>>

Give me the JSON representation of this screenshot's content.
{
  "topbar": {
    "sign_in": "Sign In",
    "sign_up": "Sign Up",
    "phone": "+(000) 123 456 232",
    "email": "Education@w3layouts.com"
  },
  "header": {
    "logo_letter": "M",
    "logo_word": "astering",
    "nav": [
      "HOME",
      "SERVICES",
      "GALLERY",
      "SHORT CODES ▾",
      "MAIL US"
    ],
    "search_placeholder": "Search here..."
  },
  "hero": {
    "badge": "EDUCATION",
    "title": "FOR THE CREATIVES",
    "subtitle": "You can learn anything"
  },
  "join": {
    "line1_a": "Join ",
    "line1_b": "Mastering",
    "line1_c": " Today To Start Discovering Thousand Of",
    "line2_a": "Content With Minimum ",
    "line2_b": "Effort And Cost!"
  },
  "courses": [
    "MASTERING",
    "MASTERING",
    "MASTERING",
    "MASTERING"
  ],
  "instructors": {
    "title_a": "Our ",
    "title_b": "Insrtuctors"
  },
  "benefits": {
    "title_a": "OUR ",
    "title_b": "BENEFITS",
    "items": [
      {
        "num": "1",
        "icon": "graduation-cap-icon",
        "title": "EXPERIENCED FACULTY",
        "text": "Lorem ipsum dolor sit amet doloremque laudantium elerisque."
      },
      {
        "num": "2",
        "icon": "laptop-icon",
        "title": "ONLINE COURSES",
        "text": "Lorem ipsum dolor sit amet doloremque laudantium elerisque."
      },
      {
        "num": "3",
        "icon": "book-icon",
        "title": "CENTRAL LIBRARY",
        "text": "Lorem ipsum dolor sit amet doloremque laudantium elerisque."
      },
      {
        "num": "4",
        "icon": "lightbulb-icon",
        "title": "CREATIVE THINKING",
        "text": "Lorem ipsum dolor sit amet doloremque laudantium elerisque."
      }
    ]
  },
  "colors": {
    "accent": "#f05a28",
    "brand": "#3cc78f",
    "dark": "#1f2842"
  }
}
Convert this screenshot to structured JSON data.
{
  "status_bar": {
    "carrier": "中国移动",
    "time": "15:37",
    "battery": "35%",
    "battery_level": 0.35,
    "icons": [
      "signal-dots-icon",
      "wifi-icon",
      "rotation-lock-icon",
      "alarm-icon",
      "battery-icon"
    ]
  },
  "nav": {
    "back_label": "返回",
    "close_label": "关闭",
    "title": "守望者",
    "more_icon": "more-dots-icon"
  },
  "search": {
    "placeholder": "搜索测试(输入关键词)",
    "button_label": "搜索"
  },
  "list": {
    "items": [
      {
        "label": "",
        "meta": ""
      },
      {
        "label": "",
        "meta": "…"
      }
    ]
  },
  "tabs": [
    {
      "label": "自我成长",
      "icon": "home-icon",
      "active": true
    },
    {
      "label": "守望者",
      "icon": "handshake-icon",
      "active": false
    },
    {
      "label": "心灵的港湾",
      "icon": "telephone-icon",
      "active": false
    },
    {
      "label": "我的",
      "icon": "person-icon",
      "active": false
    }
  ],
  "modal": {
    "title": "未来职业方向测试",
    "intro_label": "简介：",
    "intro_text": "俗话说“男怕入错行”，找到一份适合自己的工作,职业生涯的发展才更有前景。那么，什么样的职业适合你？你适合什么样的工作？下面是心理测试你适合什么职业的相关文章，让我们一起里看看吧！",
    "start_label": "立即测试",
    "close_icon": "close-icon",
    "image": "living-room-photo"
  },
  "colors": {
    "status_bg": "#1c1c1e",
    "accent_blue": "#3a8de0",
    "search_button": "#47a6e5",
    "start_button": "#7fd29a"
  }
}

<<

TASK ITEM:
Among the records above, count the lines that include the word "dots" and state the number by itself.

ANSWER TO THE PROBLEM:
2